AlbumsMarch 26, 20218,233 views

Tomahawk Tonic Immobility

01. SHHH! 02. Valentine Shine 03. Predators and Scavengers 04. Doomsday Fatigue 05. Business Casual 06. Tattoo Zero 07. Fatback 08. Howlie 09. Eureka 10. Sidewinder 11. Recoil 12. Dog Eat Dog
2021 Ipecac Recordings
Our score 9

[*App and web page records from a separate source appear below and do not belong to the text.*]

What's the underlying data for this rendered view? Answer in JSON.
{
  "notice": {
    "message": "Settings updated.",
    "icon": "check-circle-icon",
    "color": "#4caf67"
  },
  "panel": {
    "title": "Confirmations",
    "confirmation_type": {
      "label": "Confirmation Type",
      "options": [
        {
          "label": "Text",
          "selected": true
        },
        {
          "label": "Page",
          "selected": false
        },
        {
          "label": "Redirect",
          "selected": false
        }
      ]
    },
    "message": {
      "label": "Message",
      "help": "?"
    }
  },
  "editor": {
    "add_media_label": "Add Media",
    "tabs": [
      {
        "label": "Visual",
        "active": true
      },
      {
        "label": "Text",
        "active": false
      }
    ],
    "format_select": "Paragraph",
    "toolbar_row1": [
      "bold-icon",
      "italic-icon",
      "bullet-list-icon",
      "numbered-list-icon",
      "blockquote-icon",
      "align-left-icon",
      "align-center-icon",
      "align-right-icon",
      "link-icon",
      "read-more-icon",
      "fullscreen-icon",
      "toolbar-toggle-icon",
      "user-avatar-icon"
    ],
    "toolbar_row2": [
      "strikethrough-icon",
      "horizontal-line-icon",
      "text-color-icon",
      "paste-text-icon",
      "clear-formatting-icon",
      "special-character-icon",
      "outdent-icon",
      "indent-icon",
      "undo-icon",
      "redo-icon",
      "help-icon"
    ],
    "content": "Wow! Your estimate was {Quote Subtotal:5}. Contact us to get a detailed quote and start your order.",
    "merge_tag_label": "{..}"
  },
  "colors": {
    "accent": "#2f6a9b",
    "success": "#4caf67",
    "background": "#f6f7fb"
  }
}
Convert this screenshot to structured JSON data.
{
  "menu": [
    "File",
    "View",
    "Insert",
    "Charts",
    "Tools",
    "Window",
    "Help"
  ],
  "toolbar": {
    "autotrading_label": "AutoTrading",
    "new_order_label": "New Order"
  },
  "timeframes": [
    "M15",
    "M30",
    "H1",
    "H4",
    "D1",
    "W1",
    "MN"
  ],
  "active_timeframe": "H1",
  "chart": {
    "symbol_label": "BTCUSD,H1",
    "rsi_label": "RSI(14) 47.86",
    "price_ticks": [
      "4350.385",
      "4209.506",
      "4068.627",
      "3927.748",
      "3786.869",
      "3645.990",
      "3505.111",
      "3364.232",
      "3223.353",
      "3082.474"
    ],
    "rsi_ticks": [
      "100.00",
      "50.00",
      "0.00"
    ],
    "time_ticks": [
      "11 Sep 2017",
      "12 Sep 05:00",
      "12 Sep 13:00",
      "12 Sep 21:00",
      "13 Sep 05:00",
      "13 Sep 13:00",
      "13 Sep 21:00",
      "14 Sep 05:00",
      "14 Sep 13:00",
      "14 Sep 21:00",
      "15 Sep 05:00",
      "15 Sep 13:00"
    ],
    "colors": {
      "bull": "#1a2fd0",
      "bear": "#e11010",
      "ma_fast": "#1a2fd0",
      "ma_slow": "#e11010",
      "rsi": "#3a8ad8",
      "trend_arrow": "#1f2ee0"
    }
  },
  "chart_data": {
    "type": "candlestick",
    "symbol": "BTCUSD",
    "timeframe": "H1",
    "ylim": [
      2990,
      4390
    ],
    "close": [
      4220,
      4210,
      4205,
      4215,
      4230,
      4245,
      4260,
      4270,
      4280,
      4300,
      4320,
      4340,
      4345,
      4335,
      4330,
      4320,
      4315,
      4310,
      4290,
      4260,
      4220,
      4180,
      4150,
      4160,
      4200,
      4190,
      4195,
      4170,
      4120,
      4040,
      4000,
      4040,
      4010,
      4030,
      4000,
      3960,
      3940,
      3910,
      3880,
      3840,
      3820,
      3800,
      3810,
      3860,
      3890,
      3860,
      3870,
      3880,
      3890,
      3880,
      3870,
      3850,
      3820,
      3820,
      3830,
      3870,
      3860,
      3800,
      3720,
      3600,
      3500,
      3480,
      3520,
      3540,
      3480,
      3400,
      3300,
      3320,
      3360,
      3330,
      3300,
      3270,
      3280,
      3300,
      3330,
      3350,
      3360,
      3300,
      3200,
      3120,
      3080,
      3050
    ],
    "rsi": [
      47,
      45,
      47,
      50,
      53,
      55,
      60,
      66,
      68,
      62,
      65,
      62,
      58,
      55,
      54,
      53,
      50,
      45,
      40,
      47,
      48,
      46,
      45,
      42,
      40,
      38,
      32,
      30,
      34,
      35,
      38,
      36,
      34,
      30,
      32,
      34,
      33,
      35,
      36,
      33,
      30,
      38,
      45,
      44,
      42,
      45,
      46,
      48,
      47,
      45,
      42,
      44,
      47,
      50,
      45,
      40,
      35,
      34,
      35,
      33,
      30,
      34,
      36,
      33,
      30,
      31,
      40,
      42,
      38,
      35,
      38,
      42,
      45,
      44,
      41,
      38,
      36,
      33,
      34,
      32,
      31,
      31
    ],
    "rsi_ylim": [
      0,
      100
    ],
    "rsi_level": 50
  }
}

We are Lambgoat and we approve this message: Tonic Immobility may be the best Tomahawk album yet. After a brief detour into concepts based upon traditional Native American music for the group's third full-length Anonymous in 2007, the talent-packed four piece settled into a more straight-forward sound on their 2013 follow-up Oddfellows. And by straight-forward, I really mean slightly less strange, because if there is one thing the quartet of singer Mike Patton (Faith No More, Mr. Bungle), guitarist Duane Denison (The Jesus Lizard), drummer John Stanier (Helmet, Battles) and bassist extraordinaire Trevor Dunn (Mr. Bungle, Melvins) aren’t, it’s dumbed down or stale. But Oddfellows found the band more refined and more focused on the song than the its concomitant weirdness. And on their newest album, Tonic Immobility, Tomahawk may have finally landed in that perfect spot between unpredictably strange and infectiously memorable. According to Dunn, the music for the album had been done for a few years, but Patton is a busy man. On top of his output of avant-garde collaborations, the past few years have seen the vocalist team up with members of Slayer and The Locust to form the hardcore inspired Dead Cross, regroup with his infamous experimental rock group Mr. Bungle for their first album in twenty years, and even plan an ill-fated reunion tour with his nineties alt-rock group Faith No More. That tour, of course, would be cancelled due to a global pandemic, giving the man a chance to put the finishing touches on Tonic Immobility. If you've listened to a Tomahawk album in the past, you have a general idea of what to expect – songs that vary between screaming hard rockers and smoky lounge chillers. Dunn and Stanier, the consummate professionals they are, lay down the right groove for Denison and Patton to shine. In almost no circumstance does the rhythm section take center stage on Tonic Immobility, leaving the guitarist and vocalist the space for their high-flying acrobatics and histrionics. Denison’s riffs are firmly rooted in the nineties noise rock aesthetic the guitarist helped to create, but there is a freshness to them that complements his weirder, more eclectic tendencies. On “Doomsday Fatigue,” a nearly Oxbow-like bluesy waltz carries the song under Patton’s half spoken-word, half sung delivery. “Tattoo Zero,” with its fiercely jagged chorus, features a serpentine jazzy riff that would make the Dillinger Escape Plan blush, while “Recoil” has an almost tropical island reggae pulse that is matched by an oddly saccharine vocal melody. And that’s how the album plays out; for every curveball the guitarist throws at Patton, the singer answers with an appropriately offbeat reply. We know Mike Patton has a million different deliveries, but it’s a matter of when and how he executes them. On the album's lead single “Business Casual,” his laid back verses bring to mind the near-rap that helped make Faith No More an alternative rock radio staple in the nineties, and the unhinged screamed ramblings in “Howlie” are the reason for his hardcore fans. In the closing moments of “Sidewinder,” Patton gives a speech over Denison’s dreamy chord structure, a moment that makes you realize the power this group possesses. Unlike some of Tomahwak’s material in the past, Tonic Immobility has no filler, no throwaway tracks. Even the segue interlude of “Eureka” sounds perfectly in place. Throughout its thirty-nine minute runtime, the band throws a bit of everything from their repertoire at you, but it's stronger, more in command. And just as the album finishes, Patton comes on to let you know what they think. He says, “We are Tomahawk, and we approve this message.” Bottom Line: On Tonic Immobility, Tomahawk sound less like a bunch of guys trying to be weird, and more like a bunch of weird guys just being. There is a less forced, more natural feeling to the album than anything else in the band's catalogue, giving it an aura of authenticity most “supergroups” wouldn’t even dare to dream of. In an era loaded with bands playing the same old thing, Tomahawk’s latest shines.


Post Comment
ToughGuy 3/27/2021 5:12:00 PM

lol "best Tomahawk yet". What a shit review. The album is ok but far from their best

thetowerofrome 4/15/2021 6:30:32 AM

Really good review Belmont.